  25. 25. Embok in Practice: example Let’s look at one element: -selecting a speaker for a conference. This function would be under Content Management within the Design domain
  26. 26. Keep in mind that factors regarding this one element will interact with every other domain’s functional areas and decisions made about this speaker must be integrated throughout the scope of functional areas. The following section illustrates some of the design domain questions and issues to consider for this single facet of the event project. This list is by no means exhaustive and it does not take into account the fact that there are typically numerous speakers selected for even a small conference, and perhaps hundreds for a sizable convention.
  27. 27. Design domain in practice Content Has a needs assessment identified this topic or this speaker as suitable or desirable? Has this topic been identified as necessary to meet educational requirements? In what way is this speaker qualified to deliver this content? What format will be used for this topic, e.g. keynote speech, facilitated interactive presentation, workshop, etc.? How will we ensure speaker will deliver valuable content without blatant commercials for his/her products or services? Entertainment Will the speaker need a specific rehearsal time or period? Will the speaker need a special room where he/she can organize or prepare for his/her presentation? Will the speaker be expected to be part of or involved in any ancillary activities, e.g. golf tournament, exhibits, receptions, book signings, etc.? Does the speaker need any coaching regarding presentation skills? Environment What type of seating configuration does the speaker desire / require, e.g. theater style, classroom, round table, etc.? Does the speaker need special equipment, décor, or supplies procured and/or delivered? Will the presentation include audience participation, and, if so, what will that require, e.g. steps onto stage, special aisles, etc.?
  28. 28. Food & Beverage Will speaker be invited to or included in some / all meal functions for the conference?
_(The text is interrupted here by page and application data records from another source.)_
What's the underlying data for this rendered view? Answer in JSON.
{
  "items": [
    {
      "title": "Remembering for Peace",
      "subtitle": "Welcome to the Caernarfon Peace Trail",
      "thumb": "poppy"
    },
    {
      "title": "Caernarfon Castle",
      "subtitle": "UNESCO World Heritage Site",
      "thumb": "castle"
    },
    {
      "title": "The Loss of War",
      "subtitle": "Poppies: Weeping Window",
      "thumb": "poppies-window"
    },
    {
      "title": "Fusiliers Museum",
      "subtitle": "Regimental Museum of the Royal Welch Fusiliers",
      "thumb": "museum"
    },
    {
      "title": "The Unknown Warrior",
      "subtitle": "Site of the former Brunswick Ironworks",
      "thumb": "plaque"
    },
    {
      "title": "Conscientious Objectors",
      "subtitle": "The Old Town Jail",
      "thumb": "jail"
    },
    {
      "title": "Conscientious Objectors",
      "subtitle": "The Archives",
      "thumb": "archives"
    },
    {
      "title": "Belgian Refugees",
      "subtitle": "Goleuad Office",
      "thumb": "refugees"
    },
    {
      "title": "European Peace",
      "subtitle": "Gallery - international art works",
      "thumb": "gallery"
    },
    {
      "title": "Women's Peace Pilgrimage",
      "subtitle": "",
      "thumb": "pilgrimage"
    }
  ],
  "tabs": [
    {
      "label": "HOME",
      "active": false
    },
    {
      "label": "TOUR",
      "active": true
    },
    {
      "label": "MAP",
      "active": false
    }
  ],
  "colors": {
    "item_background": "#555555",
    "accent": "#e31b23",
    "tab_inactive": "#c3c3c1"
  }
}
Does the speaker have any dietary requirements? Will exclusive water stations / bottled water be provided for speakers? Will there be refreshments provided in a speaker ready room? Production Will the speaker be providing a PowerPoint and/or video presentation? Does the room need special lighting for his/her presentation, e.g. darkened room, spotlighting, etc.? What type of microphone(s) will be required, e.g. lectern, hand held, wireless, standing, etc.? Will the speaker be using or demonstrating any special or theatrical effects, e.g. pyrotechnics, fog effects, sound effects, etc.? Program Where in the program agenda does this speaker appear, e.g. day, time slot, track, etc.? Are there any scheduling conflicts that will affect attendance at this speaker’s presentation? Is this session required for specific credits or certificates, and, if so does this session meet educational requirements, e.g. duration, content level, etc.? Can this session accommodate anticipated attendance, e.g. room capacity, repetition within agenda, etc.? Theme Is there linkage between this presentation and the theme of the conference? Will conference branding need to be included on handouts and/or PowerPoint presentations? Has speaker been advised of any cultural or corporate customs on what must be avoided or incorporated into his/ her presentation, e.g. attire, jargon, current events, gestures, etc.? Design domain in practice
  29. 29. Conclusion • Each functional area of the design domain will be covered in detail over the year. • For the next class: Download the e-book from Blackboard “Professional event coordination” and print chapter 1 - “Anatomy of an event”